Gaza's Hamas Prime Minister Ismail Haniyeh speaks at his office in Gaza City , Wednesday, Dec. 1, 2010. Haniyeh on Wednesday denied Israeli allegations that al-Qaida operates in the territory and that Gaza militants planned to carry out attacks in neighboring Egypt.

Hamas PM: We're ready for referendum on peace - CTV News


GAZA CITY, Gaza Strip Hamas would respect any peace deal reached between Israel and Western-backed Palestinian President Mahmoud Abbas, provided it is approved in a global Palestinian referendum, the top Hamas official in Gaza said Wednesday. In a rare news conference for foreign media, Ismail Haniyeh, the prime minister of Gaza's Hamas government, staked out seemingly pragmatic positions. He said Hamas seeks dialogue with the West and wants to be "part of the solution, not the problem."

He also denied Israeli allegations that al-Qaida operates in Gaza and that Gaza militants planned to carry out attacks in neighboring Egypt.

Haniyeh is considered a leading member of Hamas' pragmatic wing, and the Islamic militant group often sends mixed messages. When Israeli-Palestinian negotiations resumed in early September, other Hamas politicians quickly criticized Abbas for attending those talks.

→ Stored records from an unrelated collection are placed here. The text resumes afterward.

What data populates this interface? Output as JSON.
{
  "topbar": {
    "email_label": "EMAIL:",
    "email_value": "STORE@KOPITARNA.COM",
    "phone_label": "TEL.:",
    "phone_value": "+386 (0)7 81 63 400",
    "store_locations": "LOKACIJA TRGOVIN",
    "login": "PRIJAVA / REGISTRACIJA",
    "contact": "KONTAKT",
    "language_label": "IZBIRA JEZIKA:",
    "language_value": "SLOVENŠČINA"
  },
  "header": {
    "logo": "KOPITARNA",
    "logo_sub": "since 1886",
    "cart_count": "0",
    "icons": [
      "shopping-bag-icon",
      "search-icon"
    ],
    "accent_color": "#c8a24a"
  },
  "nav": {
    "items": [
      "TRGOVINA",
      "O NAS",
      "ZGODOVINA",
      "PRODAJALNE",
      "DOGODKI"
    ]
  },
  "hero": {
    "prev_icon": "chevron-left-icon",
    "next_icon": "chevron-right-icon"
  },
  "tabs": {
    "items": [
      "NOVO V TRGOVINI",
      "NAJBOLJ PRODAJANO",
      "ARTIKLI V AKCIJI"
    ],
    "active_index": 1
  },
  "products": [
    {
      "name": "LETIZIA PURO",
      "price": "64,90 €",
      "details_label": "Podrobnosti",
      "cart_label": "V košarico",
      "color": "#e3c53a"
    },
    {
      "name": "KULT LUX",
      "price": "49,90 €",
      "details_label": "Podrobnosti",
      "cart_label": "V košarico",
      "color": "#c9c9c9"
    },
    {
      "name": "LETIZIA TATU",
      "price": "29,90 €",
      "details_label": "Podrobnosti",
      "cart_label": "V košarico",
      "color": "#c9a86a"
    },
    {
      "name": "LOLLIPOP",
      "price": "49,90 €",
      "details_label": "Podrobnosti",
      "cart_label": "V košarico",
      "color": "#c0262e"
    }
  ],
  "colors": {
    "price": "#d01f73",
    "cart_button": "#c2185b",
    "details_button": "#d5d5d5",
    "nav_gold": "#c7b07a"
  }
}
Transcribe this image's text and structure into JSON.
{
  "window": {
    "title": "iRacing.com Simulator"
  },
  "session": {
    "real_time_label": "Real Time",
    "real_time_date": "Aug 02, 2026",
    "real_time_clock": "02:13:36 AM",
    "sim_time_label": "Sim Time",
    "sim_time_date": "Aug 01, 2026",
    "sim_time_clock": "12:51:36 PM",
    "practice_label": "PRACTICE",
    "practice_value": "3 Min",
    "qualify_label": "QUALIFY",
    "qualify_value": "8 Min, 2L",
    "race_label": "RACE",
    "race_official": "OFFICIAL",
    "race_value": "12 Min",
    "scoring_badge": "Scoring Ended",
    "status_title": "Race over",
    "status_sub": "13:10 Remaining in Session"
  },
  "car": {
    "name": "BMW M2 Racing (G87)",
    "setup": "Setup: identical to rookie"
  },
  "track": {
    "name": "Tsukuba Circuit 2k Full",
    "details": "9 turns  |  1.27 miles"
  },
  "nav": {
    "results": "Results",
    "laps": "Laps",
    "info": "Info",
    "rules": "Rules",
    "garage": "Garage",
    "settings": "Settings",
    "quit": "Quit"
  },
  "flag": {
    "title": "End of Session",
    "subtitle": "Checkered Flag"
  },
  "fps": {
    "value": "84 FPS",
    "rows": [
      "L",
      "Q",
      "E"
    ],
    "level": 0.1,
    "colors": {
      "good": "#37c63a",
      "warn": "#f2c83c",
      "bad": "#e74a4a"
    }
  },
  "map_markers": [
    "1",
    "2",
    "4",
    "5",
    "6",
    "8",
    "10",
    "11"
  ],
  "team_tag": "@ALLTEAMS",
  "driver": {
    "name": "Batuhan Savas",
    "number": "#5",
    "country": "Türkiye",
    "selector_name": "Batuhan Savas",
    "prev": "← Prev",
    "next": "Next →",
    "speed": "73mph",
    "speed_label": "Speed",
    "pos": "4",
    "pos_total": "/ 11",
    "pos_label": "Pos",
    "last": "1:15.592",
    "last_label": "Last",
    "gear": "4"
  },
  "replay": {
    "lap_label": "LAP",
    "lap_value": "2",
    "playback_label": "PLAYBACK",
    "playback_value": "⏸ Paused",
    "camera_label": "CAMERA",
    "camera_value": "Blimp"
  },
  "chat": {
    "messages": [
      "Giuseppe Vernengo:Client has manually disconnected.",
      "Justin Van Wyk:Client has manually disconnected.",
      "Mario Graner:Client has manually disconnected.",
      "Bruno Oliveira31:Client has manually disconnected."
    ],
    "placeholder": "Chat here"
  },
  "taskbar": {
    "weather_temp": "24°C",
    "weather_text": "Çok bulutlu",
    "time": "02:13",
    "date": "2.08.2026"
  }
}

Negotiations have since run aground over the continued construction of Israeli settlements in the West Bank and east Jerusalem, war-won lands claimed by the Palestinians for their state.

In his news conference, Haniyeh was also highly critical, saying negotiations seem pointless. "Israel wants a full surrender from us and we are not going to do this," he said.

Nonetheless, he said his government remains committed to the referendum idea which was part of a short-lived Palestinian unity deal reached in 2007, a few months before the violent Hamas takeover of the territory.

Referring to that document, Haniyeh said that "we don't have a problem with establishing a viable Palestinian state with full sovereignty on the land that was occupied in 1967." Those territories include Gaza, along with the West Bank and east Jerusalem.

In recent years, Hamas has tried to reach out to the West, and its supreme leader in exile, Khaled Mashaal, has expressed support for a Palestinian state in 1967 borders.

At the same time, Hamas has not revoked its founding charter which calls for Israel's destruction, and Hamas officials won't say whether they see a two-state deal as a final arrangement or a step toward eliminating Israel. Israel argues that Hamas hasn't given up its goal of eliminating the Jewish state.

"If Hamas really wanted to reach out for peace, it could have done so very simply by accepting the three conditions of the Quartet (of Mideast mediators), which are to recognize Israel, recognize past Israeli-Palestinian agreements, and abandon terror," said Israeli Foreign Ministry spokesman Yigal Palmor........... (Continued)